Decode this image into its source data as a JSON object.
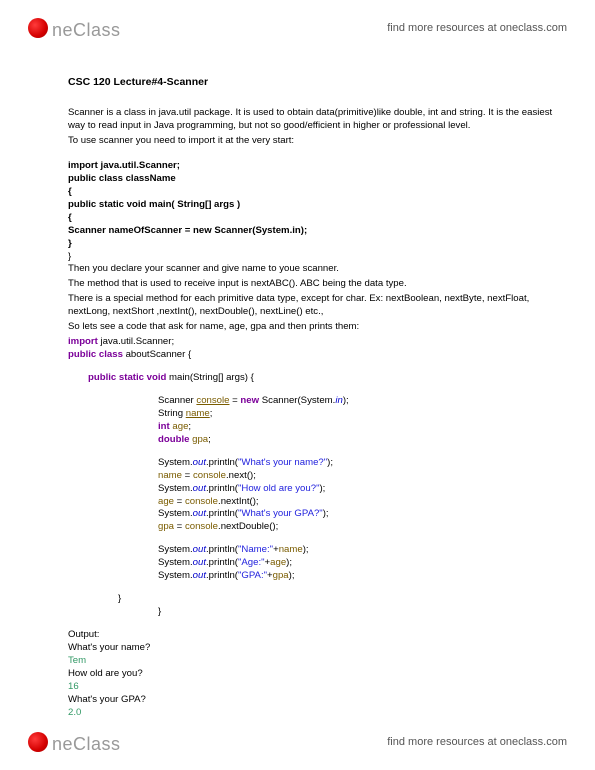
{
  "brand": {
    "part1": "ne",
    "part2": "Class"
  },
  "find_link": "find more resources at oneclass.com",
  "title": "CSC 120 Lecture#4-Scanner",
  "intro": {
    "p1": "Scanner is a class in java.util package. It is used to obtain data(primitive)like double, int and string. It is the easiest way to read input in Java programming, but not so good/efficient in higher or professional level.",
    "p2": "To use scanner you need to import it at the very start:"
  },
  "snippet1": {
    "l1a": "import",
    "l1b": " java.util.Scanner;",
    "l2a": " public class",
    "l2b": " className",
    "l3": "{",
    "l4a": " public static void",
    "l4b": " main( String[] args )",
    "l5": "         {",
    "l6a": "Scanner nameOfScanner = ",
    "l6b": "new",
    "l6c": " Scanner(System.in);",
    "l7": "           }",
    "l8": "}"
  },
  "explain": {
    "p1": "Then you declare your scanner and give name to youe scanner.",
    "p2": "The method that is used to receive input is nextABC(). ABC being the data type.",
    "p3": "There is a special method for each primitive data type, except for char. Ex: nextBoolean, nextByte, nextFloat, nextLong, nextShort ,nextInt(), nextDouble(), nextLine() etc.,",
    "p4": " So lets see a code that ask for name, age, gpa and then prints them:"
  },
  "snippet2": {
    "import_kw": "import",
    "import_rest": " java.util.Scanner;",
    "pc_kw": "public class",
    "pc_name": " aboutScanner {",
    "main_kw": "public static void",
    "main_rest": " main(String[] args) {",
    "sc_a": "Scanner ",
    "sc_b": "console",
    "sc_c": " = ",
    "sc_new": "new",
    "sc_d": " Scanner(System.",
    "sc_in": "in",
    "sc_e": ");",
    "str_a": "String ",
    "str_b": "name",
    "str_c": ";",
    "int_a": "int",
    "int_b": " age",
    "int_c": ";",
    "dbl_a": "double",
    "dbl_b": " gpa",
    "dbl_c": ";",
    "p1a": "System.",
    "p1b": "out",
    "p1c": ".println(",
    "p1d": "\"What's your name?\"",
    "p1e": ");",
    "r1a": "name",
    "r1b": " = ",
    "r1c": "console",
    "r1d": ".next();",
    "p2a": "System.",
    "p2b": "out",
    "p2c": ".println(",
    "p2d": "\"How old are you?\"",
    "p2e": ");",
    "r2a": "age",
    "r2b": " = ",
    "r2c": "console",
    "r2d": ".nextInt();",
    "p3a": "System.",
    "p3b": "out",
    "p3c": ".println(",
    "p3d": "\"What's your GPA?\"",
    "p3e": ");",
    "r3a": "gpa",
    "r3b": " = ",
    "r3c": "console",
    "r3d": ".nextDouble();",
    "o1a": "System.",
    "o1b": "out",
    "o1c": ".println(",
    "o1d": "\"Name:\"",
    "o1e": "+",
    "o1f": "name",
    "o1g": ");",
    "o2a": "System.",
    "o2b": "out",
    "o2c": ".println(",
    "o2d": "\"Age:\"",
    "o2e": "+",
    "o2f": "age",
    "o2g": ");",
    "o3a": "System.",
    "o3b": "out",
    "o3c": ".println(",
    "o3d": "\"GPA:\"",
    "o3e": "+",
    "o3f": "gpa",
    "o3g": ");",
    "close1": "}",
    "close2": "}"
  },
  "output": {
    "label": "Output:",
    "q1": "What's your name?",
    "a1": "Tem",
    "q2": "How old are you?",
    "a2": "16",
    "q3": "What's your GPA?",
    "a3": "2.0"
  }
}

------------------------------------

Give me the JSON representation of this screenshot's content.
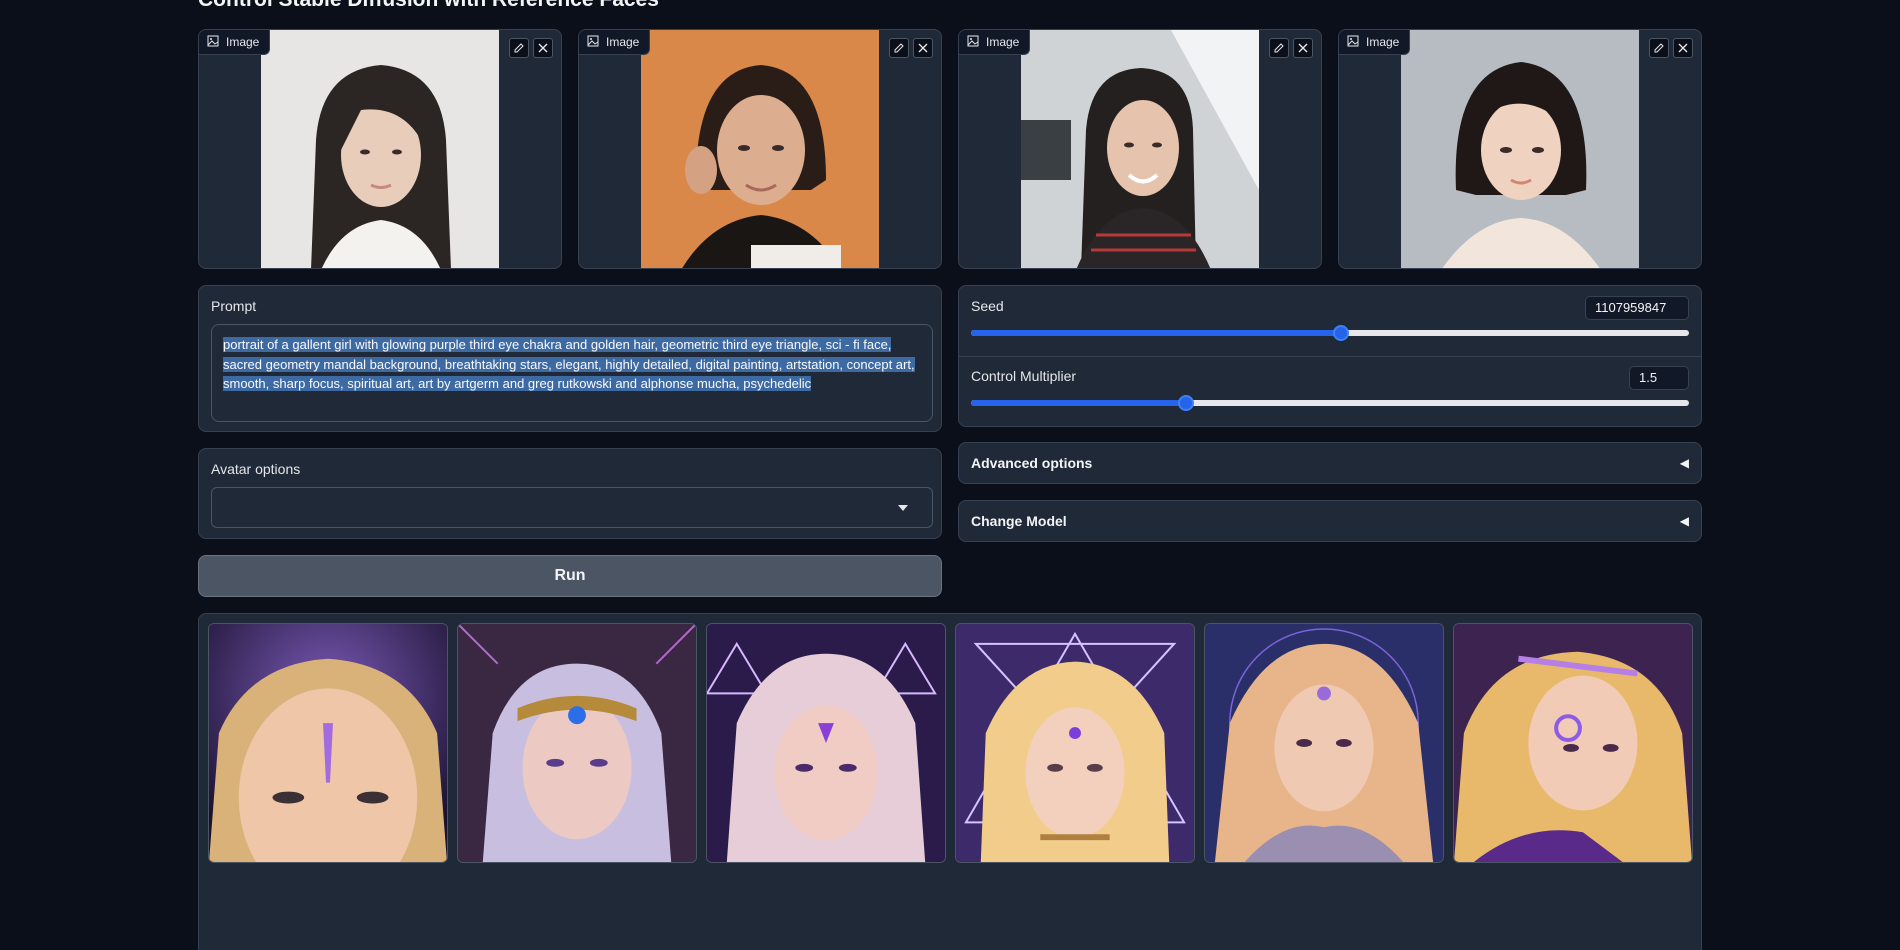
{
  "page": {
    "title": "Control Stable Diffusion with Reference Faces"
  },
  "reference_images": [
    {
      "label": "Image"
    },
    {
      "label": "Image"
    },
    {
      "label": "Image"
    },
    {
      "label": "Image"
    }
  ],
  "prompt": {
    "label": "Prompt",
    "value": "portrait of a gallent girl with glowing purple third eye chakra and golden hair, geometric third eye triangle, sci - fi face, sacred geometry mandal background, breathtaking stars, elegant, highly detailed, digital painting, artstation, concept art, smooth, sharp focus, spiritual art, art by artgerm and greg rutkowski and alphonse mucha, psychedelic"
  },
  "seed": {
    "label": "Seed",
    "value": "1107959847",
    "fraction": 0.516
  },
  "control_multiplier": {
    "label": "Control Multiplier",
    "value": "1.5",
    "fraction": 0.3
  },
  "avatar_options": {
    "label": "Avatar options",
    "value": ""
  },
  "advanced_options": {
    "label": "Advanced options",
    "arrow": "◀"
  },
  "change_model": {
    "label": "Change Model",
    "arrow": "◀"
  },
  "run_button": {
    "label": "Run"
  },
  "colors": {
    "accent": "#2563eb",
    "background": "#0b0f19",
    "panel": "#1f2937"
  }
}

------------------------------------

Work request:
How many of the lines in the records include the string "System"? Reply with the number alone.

Task solution:
8